Strange, strange times.

Bruce Charlton said...

@Eric - I feel much the same about the use of technology in cricket. Instead of celebrating a wicket, many such celebrations are curtailed while the decision is appealed.

Sport is supposed to be a form of entertainment, but test match cricket (over five days) is supposed to be a bit more: a microcosm of life - so maybe its becoming nigglingly bureaucratic is 'realistic'...

Adil said...

@ I don't get why we assume artificial technology would in any way be superior to the organic 'technology' of consciousness and its innate capacities such as intuition, telepathy etc. Technology can't 'do' that - it forces everyone into the objective perspective of the camera lens.

The other week I was watching a Champions League tie between Manchester City and Tottenham. City needed a goal to pass through to the next stages and scored in the last minute. The stadium exploded in celebrations, but then VAR stepped in and said the goal was apparently about 1 centimeter offside. The celebrations simply didn't "count". Technology rewinded time to "correct" something that has already happened. After this, the Tottenham away fans artificially celebrated instead.

This kills the entire experience/momentum and manipulates emotions. And according to my estimation it will only get worse - until it gets "normalized".

Bruce Charlton said...

Excellent example of the problem - makes a mockery of the experience.

Adil said...

The whole thing reminds me of American wrestling - a show for the cameras. We love cameras so much, don't we. Sometimes I think the Muslims are right when they say taking pictures is a sin. Because indeed, in the camera you are two-times removed from reality.

Daniel said...

Late to comment but I would like to point out that Automation is simply the robotic implementation of policy. Not much different between automation now and the series of commissars of the past other than speed. Commissars still depend on people in control points with in the system.

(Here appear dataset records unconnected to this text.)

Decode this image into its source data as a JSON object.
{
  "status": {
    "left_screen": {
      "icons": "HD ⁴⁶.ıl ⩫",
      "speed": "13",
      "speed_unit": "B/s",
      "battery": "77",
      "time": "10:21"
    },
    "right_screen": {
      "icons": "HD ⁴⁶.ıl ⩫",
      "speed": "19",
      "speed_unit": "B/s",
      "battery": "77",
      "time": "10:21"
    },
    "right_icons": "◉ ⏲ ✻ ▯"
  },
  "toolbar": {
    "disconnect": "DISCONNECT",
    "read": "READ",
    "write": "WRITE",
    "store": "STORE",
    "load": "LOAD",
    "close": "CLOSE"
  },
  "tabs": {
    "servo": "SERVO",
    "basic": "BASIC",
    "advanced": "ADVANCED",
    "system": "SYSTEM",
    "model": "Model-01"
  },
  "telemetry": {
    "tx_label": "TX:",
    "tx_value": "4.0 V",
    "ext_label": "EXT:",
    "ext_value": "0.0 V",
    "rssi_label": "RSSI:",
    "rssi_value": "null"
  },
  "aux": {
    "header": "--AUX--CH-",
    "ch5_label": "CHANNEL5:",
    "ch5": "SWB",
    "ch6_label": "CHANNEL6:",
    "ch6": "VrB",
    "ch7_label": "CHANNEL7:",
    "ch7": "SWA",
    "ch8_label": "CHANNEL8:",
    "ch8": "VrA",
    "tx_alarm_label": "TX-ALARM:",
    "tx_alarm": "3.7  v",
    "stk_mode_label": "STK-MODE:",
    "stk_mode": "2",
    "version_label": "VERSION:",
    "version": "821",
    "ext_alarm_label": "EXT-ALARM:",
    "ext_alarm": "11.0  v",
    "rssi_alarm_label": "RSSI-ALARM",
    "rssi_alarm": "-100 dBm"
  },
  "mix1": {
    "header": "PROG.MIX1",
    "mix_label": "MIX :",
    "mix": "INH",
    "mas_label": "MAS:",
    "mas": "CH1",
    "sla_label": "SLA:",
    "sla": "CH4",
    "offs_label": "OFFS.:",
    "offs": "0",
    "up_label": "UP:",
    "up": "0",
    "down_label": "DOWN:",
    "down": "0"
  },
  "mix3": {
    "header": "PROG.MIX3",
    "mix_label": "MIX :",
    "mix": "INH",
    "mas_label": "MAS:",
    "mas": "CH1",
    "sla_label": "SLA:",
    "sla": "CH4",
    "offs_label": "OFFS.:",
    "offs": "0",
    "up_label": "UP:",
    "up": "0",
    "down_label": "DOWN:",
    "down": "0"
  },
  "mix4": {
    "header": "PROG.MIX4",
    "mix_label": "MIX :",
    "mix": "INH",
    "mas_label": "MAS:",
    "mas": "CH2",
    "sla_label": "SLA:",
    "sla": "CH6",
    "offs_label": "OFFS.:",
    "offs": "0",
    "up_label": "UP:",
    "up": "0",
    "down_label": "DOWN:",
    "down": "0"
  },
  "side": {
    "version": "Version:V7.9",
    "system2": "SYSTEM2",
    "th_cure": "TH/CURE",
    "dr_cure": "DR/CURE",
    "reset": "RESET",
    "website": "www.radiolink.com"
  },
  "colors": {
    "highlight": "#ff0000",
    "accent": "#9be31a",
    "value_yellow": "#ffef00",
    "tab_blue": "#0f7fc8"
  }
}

Divine automation is the same. Sun and moon and stars still travel their assigned paths. Your actions are know and recorded.

If anything Ahriman is a system without grace or mercy, where as God's is a system with grace and mercy.